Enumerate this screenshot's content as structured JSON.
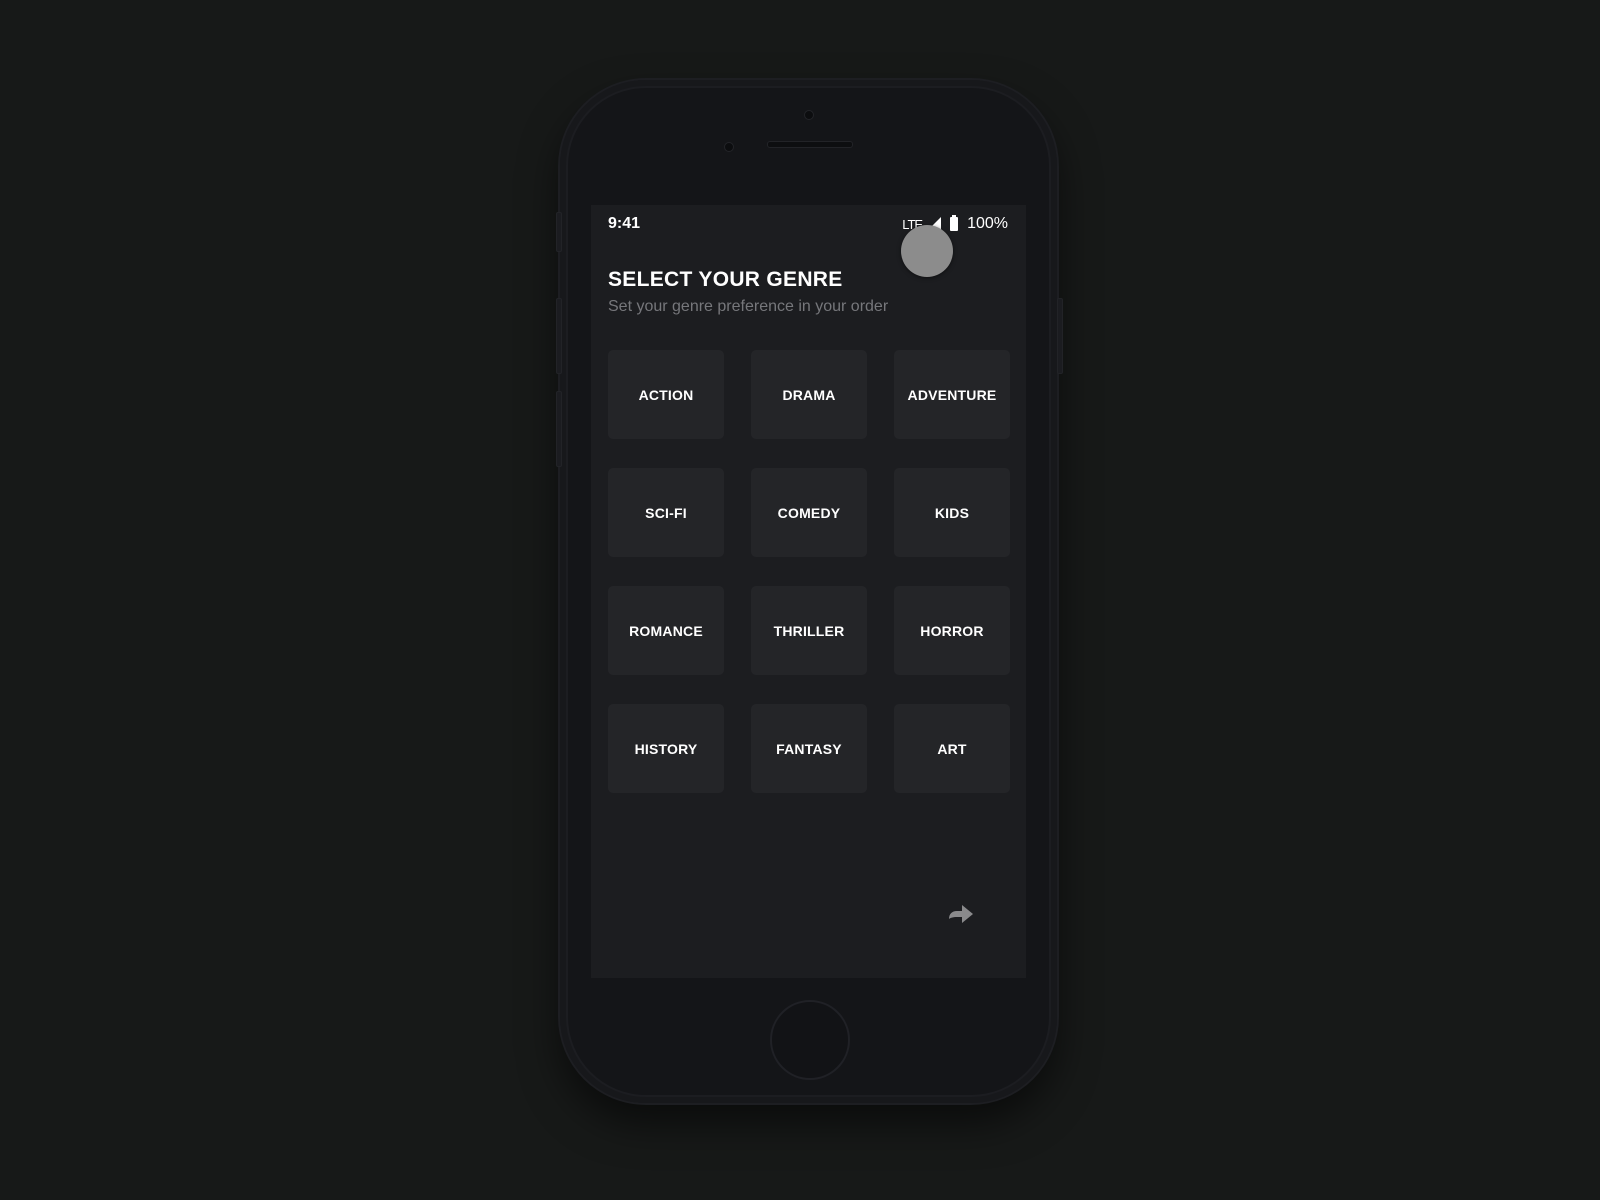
{
  "status_bar": {
    "time": "9:41",
    "network": "LTE",
    "battery": "100%"
  },
  "header": {
    "title": "SELECT YOUR GENRE",
    "subtitle": "Set your genre preference in your order"
  },
  "genres": [
    {
      "label": "ACTION"
    },
    {
      "label": "DRAMA"
    },
    {
      "label": "ADVENTURE"
    },
    {
      "label": "SCI-FI"
    },
    {
      "label": "COMEDY"
    },
    {
      "label": "KIDS"
    },
    {
      "label": "ROMANCE"
    },
    {
      "label": "THRILLER"
    },
    {
      "label": "HORROR"
    },
    {
      "label": "HISTORY"
    },
    {
      "label": "FANTASY"
    },
    {
      "label": "ART"
    }
  ],
  "next_button": {
    "icon": "arrow-right-icon"
  },
  "colors": {
    "background": "#171918",
    "screen": "#1c1d20",
    "tile": "#242528",
    "subtitle": "#76777b",
    "arrow": "#8a8a8c"
  }
}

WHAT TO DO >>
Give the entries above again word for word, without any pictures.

RESPONSE TO THE TASK >>
Enumerate this screenshot's content as structured JSON.
{
  "status_bar": {
    "time": "9:41",
    "network": "LTE",
    "battery": "100%"
  },
  "header": {
    "title": "SELECT YOUR GENRE",
    "subtitle": "Set your genre preference in your order"
  },
  "genres": [
    {
      "label": "ACTION"
    },
    {
      "label": "DRAMA"
    },
    {
      "label": "ADVENTURE"
    },
    {
      "label": "SCI-FI"
    },
    {
      "label": "COMEDY"
    },
    {
      "label": "KIDS"
    },
    {
      "label": "ROMANCE"
    },
    {
      "label": "THRILLER"
    },
    {
      "label": "HORROR"
    },
    {
      "label": "HISTORY"
    },
    {
      "label": "FANTASY"
    },
    {
      "label": "ART"
    }
  ],
  "next_button": {
    "icon": "arrow-right-icon"
  },
  "colors": {
    "background": "#171918",
    "screen": "#1c1d20",
    "tile": "#242528",
    "subtitle": "#76777b",
    "arrow": "#8a8a8c"
  }
}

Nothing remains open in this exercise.